As with most solutions, blockchain is one part of a larger project, so the electronic health data is not stored on chain. In this case, the blockchain aspect of the solution has two roles. One is to log authorization to access medical record data.
The other is part of the digital transformation of the hospital to enable it to collect analytics. For example, when someone visits the emergency room of the hospital, they have to register where the NFC card is issued. Then there is the triage process, they are assigned to a doctor, usually there’s a wait and then they get examined.
Each step in the process is an event that is timestamped on the blockchain. That way, it’s possible to review the efficiency of getting patients treated in the emergency room. The aim is to expand the solution to other departments as well.
In conjunction with the app, the GDPR compliant solution enables patients to have complete control over who views their health records.
If a doctor wants to access data relating to a patient, they need to ask for authorization from the patient. The web app will inform the patient if someone who has not been approved accesses the data.
The solution uses VeChain ToolChain, the blockchain-as-a-service (BAAS) solution from the technology firm. VeChain is a public blockchain and hence has transaction fees. It’s not practical for enterprises to pay transaction fees whenever a patient arrives. So VeChain has a fee delegation process where they can assign someone else to pay for the transactions on their behalf. That way, the hospital might estimate a thousand visits and have the account topped up accordingly.

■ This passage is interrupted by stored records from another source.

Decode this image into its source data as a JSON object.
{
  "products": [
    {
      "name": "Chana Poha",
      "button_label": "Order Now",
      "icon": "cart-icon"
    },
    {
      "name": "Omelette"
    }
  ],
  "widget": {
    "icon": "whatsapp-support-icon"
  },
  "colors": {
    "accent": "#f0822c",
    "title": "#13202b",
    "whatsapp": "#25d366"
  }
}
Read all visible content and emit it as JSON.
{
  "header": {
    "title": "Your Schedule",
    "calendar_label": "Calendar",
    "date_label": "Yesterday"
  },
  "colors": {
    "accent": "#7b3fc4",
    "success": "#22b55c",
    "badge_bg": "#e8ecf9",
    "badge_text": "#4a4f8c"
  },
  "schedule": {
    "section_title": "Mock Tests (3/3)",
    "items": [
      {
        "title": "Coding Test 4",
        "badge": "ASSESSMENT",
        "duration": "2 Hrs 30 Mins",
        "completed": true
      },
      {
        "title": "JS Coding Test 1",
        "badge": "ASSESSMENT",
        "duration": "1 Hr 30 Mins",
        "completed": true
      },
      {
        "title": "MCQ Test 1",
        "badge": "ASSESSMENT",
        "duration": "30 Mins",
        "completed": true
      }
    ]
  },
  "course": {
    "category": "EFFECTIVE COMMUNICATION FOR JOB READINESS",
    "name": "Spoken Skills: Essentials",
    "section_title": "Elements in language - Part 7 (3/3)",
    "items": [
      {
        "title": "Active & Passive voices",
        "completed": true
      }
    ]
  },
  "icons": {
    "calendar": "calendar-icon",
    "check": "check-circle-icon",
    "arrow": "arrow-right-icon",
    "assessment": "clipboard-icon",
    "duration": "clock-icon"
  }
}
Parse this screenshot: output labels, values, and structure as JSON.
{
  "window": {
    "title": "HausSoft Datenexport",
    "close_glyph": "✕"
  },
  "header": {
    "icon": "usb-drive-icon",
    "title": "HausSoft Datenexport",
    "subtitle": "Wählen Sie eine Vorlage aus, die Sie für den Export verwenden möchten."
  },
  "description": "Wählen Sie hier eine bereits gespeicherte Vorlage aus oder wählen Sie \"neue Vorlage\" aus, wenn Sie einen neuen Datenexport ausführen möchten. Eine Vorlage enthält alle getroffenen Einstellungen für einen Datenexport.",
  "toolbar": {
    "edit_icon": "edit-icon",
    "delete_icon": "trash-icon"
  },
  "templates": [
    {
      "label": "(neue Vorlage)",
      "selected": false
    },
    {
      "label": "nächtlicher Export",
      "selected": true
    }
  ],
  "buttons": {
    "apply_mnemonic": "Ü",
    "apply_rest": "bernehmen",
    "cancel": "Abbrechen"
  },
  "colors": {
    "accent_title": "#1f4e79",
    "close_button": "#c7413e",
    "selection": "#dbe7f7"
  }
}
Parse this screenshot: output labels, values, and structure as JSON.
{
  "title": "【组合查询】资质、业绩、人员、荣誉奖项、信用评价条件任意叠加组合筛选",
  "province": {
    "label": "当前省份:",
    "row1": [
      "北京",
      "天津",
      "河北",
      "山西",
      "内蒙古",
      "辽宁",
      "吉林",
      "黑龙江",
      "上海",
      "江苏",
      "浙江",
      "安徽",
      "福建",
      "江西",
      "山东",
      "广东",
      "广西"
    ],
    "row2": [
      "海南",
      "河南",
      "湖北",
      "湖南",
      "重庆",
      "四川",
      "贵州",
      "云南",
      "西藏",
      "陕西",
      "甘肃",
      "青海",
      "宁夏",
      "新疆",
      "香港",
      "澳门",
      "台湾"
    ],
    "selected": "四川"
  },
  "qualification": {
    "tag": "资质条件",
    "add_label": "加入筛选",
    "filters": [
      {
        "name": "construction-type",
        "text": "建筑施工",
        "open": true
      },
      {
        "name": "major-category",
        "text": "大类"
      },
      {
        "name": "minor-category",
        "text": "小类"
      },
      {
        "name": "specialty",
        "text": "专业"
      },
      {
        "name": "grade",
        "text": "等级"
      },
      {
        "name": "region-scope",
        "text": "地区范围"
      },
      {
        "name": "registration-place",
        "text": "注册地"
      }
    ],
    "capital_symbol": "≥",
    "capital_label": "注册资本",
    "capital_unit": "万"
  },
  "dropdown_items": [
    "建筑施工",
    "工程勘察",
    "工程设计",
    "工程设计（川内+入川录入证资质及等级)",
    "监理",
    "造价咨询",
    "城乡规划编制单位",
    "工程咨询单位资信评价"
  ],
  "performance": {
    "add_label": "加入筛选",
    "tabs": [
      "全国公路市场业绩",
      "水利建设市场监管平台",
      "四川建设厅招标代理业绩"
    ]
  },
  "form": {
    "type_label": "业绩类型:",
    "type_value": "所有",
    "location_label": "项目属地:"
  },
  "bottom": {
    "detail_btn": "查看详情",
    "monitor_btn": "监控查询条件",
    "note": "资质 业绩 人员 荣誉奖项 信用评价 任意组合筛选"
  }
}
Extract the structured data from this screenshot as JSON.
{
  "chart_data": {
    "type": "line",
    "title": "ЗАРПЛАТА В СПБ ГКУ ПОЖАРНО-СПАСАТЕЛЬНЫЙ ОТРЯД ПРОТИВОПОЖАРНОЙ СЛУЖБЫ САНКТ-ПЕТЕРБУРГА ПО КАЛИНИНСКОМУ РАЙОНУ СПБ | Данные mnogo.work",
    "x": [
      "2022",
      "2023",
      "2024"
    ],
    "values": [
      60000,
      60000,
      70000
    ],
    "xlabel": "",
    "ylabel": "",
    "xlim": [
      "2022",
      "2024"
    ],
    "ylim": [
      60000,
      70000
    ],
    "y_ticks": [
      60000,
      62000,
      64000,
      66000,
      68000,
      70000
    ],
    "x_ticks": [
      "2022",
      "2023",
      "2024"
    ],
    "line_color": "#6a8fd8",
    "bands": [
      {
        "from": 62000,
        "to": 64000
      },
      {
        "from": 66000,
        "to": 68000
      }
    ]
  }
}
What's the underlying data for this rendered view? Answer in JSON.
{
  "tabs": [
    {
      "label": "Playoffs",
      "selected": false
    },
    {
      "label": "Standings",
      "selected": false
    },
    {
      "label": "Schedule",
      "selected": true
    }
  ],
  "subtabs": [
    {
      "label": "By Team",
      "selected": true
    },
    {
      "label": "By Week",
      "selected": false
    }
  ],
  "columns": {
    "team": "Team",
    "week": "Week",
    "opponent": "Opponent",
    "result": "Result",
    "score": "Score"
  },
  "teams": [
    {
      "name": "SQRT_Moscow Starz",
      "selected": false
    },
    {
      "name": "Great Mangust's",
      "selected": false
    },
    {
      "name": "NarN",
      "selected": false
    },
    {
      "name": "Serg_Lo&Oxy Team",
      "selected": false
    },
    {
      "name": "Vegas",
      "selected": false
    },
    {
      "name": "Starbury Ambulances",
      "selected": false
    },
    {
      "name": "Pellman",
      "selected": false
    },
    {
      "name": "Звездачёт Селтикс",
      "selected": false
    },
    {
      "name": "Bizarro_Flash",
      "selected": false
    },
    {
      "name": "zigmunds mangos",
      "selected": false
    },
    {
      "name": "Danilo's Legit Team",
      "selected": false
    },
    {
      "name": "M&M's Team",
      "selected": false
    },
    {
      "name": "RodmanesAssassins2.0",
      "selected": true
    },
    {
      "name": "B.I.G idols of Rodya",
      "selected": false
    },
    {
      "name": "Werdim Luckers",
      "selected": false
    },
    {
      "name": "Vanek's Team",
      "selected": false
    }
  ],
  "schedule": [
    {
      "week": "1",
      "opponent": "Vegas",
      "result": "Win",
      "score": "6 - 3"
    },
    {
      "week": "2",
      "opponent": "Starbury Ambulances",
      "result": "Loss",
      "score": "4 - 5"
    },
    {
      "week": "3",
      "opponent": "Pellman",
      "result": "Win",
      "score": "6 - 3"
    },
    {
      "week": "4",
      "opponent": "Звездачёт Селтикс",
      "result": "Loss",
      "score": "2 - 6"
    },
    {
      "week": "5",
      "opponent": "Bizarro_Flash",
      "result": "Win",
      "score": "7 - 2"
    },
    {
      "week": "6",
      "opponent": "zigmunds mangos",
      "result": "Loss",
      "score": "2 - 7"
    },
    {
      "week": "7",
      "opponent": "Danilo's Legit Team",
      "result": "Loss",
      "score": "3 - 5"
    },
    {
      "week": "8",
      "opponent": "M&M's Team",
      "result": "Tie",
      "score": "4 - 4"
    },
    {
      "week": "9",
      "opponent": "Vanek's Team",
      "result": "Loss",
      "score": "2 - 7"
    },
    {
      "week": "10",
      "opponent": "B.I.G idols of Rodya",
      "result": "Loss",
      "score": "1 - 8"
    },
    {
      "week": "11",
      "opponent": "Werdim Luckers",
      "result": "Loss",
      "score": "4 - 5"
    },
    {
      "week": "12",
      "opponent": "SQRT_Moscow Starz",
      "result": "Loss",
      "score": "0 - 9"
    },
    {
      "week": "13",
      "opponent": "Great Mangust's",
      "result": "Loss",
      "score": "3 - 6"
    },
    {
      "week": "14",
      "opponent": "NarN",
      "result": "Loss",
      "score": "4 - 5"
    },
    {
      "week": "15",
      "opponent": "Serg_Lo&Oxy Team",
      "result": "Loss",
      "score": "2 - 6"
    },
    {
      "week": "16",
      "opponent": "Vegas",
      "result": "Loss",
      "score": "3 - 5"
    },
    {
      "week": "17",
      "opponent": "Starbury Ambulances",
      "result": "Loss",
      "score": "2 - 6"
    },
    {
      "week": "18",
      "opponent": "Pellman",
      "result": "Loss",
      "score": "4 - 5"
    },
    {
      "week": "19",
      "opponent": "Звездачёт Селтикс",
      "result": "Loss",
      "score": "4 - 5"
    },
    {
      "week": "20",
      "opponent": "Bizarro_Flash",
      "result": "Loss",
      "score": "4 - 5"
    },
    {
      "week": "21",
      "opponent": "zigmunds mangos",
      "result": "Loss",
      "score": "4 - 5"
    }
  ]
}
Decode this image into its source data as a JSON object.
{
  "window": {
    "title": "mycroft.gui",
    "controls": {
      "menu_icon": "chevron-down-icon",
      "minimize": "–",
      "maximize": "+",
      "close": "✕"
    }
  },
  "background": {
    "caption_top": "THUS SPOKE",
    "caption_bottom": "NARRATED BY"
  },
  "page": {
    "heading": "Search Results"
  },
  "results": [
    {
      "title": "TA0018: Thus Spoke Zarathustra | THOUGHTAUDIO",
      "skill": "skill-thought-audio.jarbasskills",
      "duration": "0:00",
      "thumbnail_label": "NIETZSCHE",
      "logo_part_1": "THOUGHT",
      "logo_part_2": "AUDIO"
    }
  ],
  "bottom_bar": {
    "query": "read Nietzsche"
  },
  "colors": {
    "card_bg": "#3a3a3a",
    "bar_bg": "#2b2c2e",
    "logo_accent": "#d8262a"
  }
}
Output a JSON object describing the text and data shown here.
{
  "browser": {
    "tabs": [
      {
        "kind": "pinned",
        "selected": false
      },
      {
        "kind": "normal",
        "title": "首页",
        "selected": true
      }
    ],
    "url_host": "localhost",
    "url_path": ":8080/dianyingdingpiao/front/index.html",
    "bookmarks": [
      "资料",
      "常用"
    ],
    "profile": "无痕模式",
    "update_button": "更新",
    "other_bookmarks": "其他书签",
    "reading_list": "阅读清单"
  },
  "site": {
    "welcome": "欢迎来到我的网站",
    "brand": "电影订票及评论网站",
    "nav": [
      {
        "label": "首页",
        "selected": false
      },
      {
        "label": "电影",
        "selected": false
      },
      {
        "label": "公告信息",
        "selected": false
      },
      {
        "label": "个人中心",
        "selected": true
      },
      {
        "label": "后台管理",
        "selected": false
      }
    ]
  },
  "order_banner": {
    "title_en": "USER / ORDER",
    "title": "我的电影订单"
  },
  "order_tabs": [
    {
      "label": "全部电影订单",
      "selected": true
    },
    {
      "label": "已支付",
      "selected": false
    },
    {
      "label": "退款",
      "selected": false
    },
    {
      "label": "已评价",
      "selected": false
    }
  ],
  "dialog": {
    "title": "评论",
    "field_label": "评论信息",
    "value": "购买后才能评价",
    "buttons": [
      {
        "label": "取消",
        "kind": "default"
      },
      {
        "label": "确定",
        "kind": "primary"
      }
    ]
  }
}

Among other health record projects, UAE’s Ministry of Health and Prevention uses blockchain to store healthcare and pharmaceutical data. Taiwan’s Hospital of Taipei Medical University is exploring smart health passports to share medical data. And IBM is working with Canada’s University Health Network on a blockchain health records platform.